From the end of next month, long-term visitors to the UK from Hong
Kong and Macau will need to take a tuberculosis test prior to making
their visa application. Until now, the rule has applied only to those
planning to settle in the UK.
The requirement will affect all individuals in Hong Kong and Macau
who apply for a UK visa for longer than 6 months, including those
applying for a Tier 4 student visa. Applicants will have to pay
to be screened and to obtain a certificate from a center approved by
UK Visas and Immigration showing that they are not infected with the
disease. Certificates are valid for six months (reduced to three
months for those who share a closed environment or household with
someone who has TB), and certificates relating to visas for other
countries are not valid for the UK.
Those traveling on a fiancé(e) visa are also required to take the
test, as well as returning residents who have been away for more than
The UK Border Agency website has details of where the test can be
taken, and advises that appointments can usually be arranged within a
few days. The test takes the form of a chest x-ray, and in cases where
the results are inconclusive applicants will need to provide a sputum
sample for a test that may take up to two months to process. The
sputum option is also available for pregnant women, as an alternative
to using a special protective shield during the x-ray.
The move follows an announcement made last year that pre-entry
screening would be introduced for an additional 67 countries and
regions, based on TB figures from the World Health Organization. At
the time, UK Immigration Minister Damien Green said that TB rates in
the UK were at their highest for thirty years, and that non-UK born
people accounted for three quarters of all new TB cases diagnosed. He
added that there would no longer be a need to undertake screening at
British airports, saving GBP25m over ten years.
The Government also says that the change brings the UK in line with
other countries including Australia, Canada, New Zealand and the USA.

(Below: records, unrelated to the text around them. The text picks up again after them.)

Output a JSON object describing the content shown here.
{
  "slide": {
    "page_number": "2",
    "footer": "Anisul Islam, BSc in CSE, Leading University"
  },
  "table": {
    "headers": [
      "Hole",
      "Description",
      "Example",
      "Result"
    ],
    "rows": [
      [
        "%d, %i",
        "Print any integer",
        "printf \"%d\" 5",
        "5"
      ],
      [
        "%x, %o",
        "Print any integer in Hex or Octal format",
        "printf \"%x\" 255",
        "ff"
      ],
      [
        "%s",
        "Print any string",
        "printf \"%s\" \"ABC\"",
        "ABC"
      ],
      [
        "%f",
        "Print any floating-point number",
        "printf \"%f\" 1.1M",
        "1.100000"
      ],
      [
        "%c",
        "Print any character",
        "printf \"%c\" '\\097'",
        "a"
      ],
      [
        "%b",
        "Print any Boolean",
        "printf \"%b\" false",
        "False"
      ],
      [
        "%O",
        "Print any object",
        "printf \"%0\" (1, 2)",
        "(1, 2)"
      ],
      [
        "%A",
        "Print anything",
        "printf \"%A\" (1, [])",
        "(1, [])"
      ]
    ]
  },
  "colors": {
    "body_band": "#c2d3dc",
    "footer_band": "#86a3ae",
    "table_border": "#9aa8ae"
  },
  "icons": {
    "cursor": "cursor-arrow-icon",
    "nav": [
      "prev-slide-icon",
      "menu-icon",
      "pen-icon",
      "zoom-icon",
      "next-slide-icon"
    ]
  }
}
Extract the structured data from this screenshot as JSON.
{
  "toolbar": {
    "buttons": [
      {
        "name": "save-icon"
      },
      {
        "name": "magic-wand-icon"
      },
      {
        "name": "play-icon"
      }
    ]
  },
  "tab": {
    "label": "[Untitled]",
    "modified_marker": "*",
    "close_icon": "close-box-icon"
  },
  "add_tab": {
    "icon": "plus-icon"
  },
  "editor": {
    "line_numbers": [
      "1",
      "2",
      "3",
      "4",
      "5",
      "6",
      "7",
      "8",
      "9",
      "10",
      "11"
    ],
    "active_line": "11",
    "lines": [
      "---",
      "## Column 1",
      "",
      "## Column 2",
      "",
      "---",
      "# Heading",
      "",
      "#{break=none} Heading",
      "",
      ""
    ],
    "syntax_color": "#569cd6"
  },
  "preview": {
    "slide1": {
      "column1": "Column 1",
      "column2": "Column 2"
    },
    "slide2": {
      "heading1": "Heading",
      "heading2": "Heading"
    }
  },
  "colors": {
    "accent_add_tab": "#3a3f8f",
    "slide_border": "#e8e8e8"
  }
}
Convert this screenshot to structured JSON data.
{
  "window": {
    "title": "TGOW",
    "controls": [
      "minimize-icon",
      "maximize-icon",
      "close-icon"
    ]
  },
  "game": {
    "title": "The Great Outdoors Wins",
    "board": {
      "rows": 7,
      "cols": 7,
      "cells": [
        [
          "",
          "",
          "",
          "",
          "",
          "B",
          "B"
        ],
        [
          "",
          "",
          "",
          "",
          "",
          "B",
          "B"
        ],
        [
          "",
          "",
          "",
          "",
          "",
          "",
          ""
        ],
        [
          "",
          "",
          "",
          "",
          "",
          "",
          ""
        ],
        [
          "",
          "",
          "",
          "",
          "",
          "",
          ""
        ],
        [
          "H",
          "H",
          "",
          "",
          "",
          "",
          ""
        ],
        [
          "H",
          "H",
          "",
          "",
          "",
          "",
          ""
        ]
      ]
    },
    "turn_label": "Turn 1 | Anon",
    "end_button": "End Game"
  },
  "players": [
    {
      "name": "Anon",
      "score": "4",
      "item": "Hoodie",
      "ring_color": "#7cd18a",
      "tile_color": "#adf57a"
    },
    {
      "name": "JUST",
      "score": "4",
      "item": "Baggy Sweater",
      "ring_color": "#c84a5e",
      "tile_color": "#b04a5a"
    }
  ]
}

Tags: Expatriates | Macau | United Kingdom | Hong Kong | Expats | Healthcare | Immigration | Visas And Passports | Healthcare | Immigration